For several years now I have been trying to properly articulate our approach here at tree awareness. What is it that separates us from your average tree removal company? How would I sum up our methodology of caring for your trees and shrubs?
In a recent article by Jack Philips, entitled “A Walk in the Woods With Alex Shigo”, I found our Philosophy woven into the text.
Shigo says that good arboriculture is based on understanding how trees grow and survive. This means working to improve natural tree strategies by reducing stress and increasing energy reserves. Trying to eliminate the organisms that feed on trees can be counter-productive because tree defenses can be weakened and the population of attacking organisms can be strengthened.
For example, by eliminating large numbers of defoliating insects feeding on a tree, the concentration of defensive chemicals in the leaves may also decrease. The use of insecticides can make the tree more vulnerable to future infections.
The defoliating insect population can be strengthened because the weakest individuals are the most susceptible to insecticides. The surviving individuals are left to reproduce and pass resistant traits on to the next generation. This is one way that pests become resistant to chemical controls over time.
Insecticides can also interfere with the natural controls by unintentionally killing predators and parasites of the target insect, and by eliminating weak individuals that could otherwise infect the pest population with diseases. This does not mean that artificial controls should never be used; they should be used only when radical measures are the only available option.
Shigo’s oscillation model helps us learn how to work with nature, not against it. Arboriculture can take advantage of the natural controls of pests and pathogens while strengthening the defensive strategies of trees. This is not a passive approach that simply lets nature take its course and leaves trees to fend for themselves. Rather, it is an approach based on proper selection, location, planting, pruning, preservation, and restoration.
This is how we can help trees capture and store the energy required for healthy growth and survival.
We learn in the woods that trees live in countless relationships. Shigo liked to say that the forest is a single tree under ground, and the creatures we see before us are connected in ways beyond imagination. The members of the community live, grow, die, and decay for the benefit of all. Organisms that feed on the trees in various stages of life are not adversaries, but associates. Nature is not a battle, but a dance.
And we must join this dance. We are responsible for every tree we cut or plant,, and must become advocates for the trees and teachers of enlightened tree care.

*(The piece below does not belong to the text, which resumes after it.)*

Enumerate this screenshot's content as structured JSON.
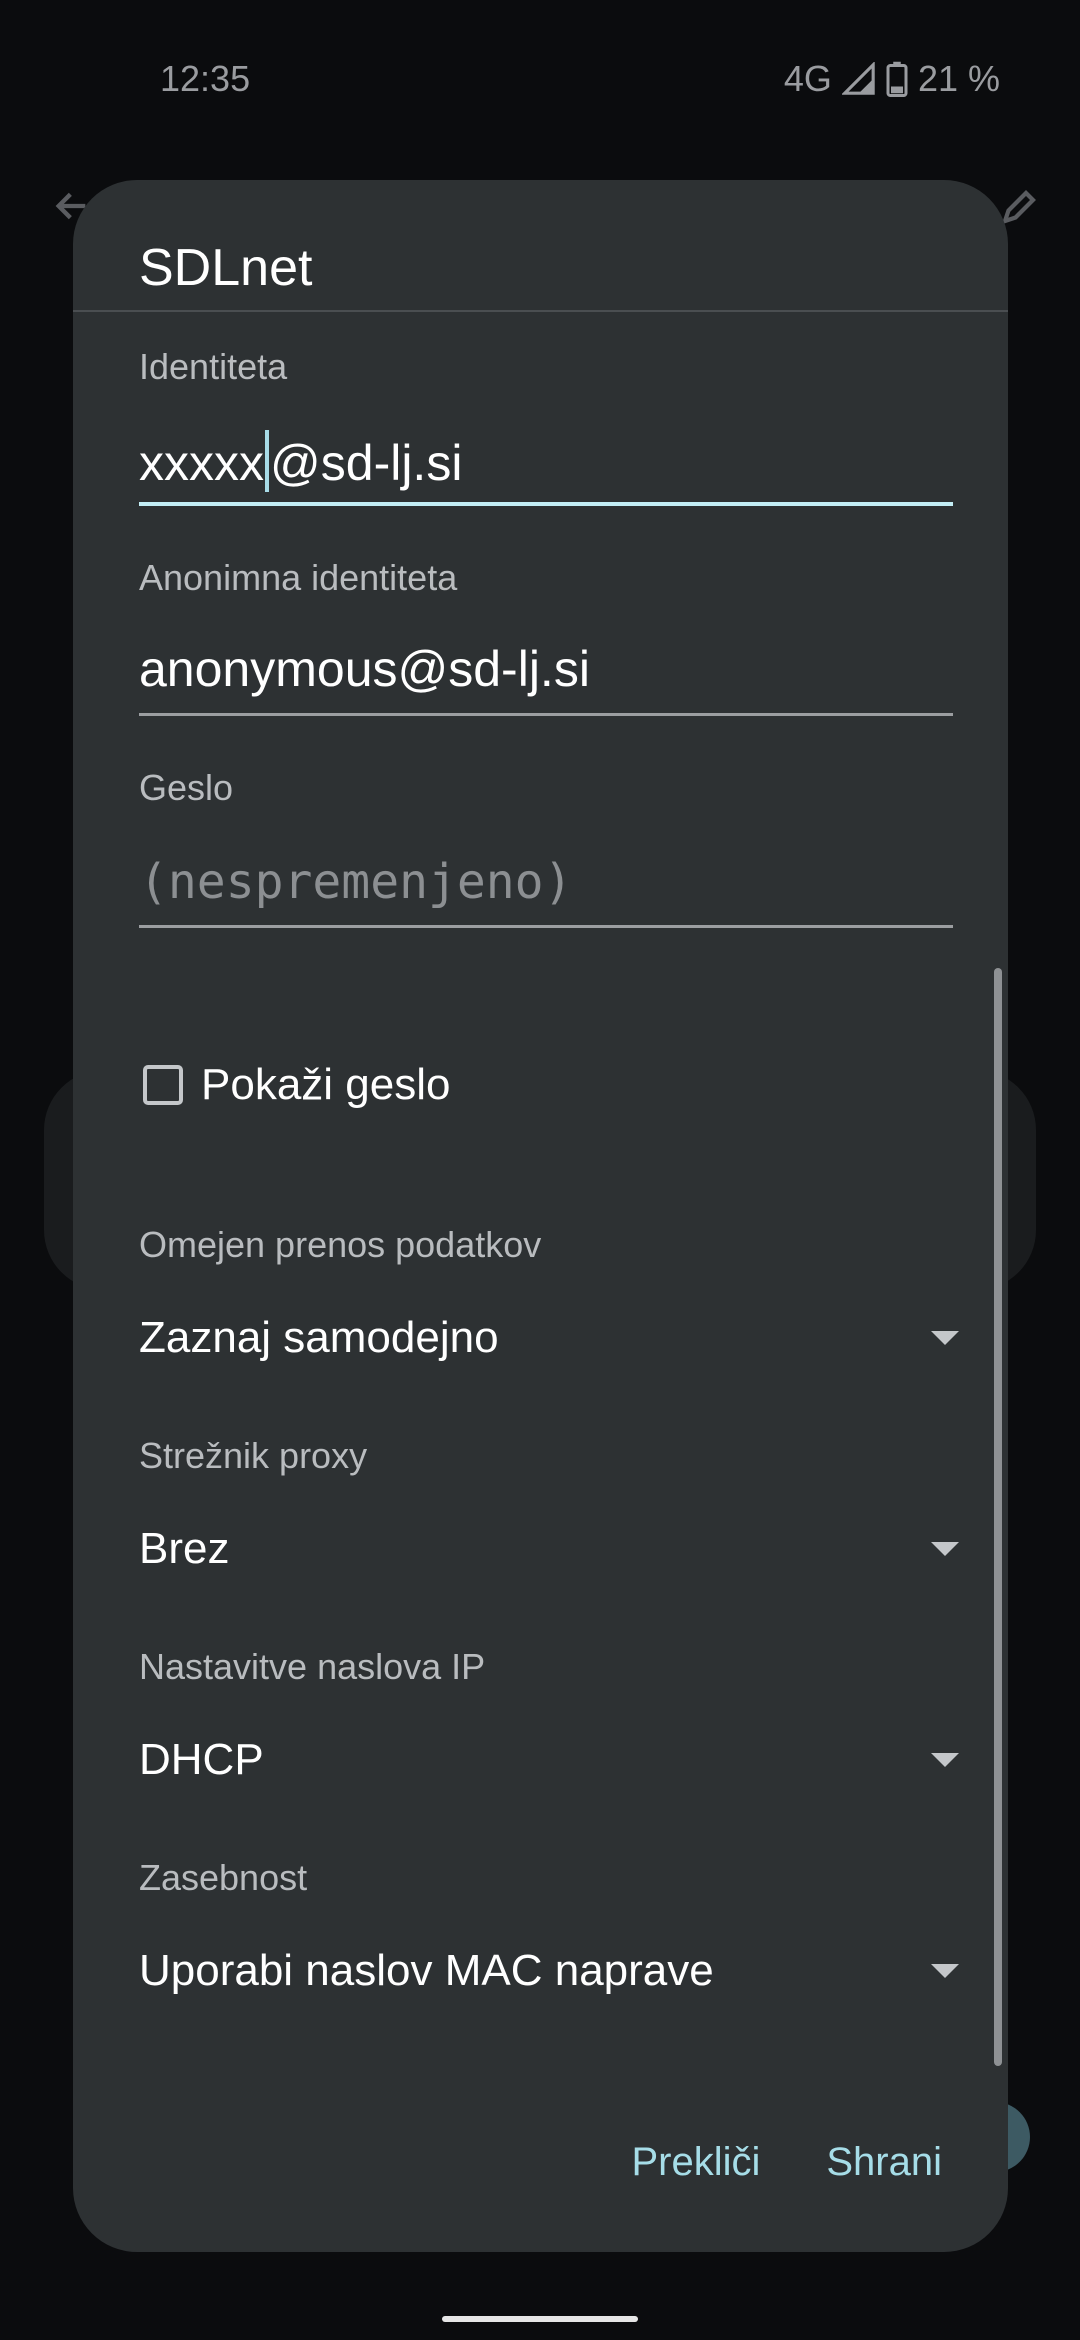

But we need trees more than they need us. On their last walk near his cottage by the pond, Alex turned to Jack and said: “Trees saw us coming, and trees will see us going.” This is now true for Alex. And the forest is lonelier.
Alex Shigo considered by most as the father of Modern Arboriculture passed away at his cottage on October 6, 2006. He will be greatly missed by all in our industry.